[Records from a dataset]
· · · · · · ·

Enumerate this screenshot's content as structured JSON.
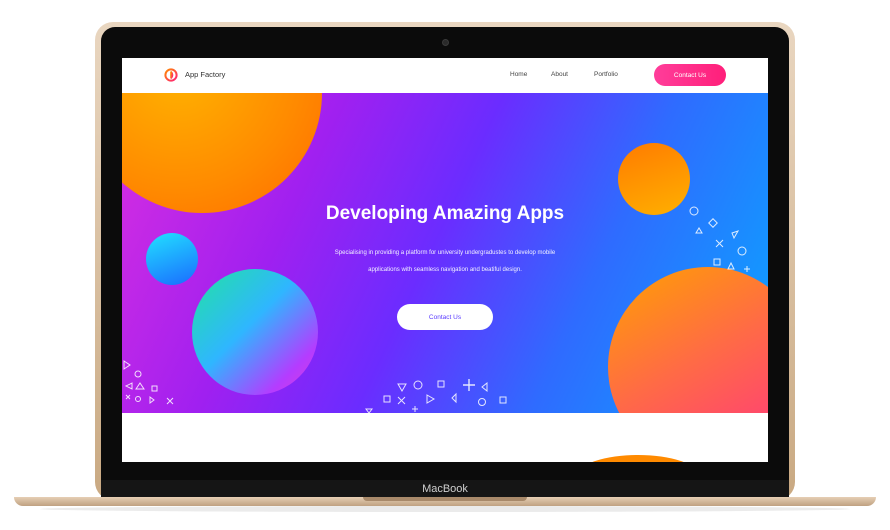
{
  "device": {
    "label": "MacBook",
    "frame_color": "#d9bd9c"
  },
  "nav": {
    "brand": "App Factory",
    "links": [
      "Home",
      "About",
      "Portfolio"
    ],
    "cta": "Contact Us",
    "cta_color": "#ff2f88"
  },
  "hero": {
    "title": "Developing Amazing Apps",
    "subtitle_line1": "Specialising in providing a platform for university undergradustes to develop mobile",
    "subtitle_line2": "applications with seamless navigation and beatiful design.",
    "button": "Contact Us",
    "gradient": [
      "#d92ee0",
      "#6b2cff",
      "#0aa6ff"
    ]
  }
}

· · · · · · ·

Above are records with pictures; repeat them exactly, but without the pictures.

Enumerate this screenshot's content as structured JSON.
{
  "device": {
    "label": "MacBook",
    "frame_color": "#d9bd9c"
  },
  "nav": {
    "brand": "App Factory",
    "links": [
      "Home",
      "About",
      "Portfolio"
    ],
    "cta": "Contact Us",
    "cta_color": "#ff2f88"
  },
  "hero": {
    "title": "Developing Amazing Apps",
    "subtitle_line1": "Specialising in providing a platform for university undergradustes to develop mobile",
    "subtitle_line2": "applications with seamless navigation and beatiful design.",
    "button": "Contact Us",
    "gradient": [
      "#d92ee0",
      "#6b2cff",
      "#0aa6ff"
    ]
  }
}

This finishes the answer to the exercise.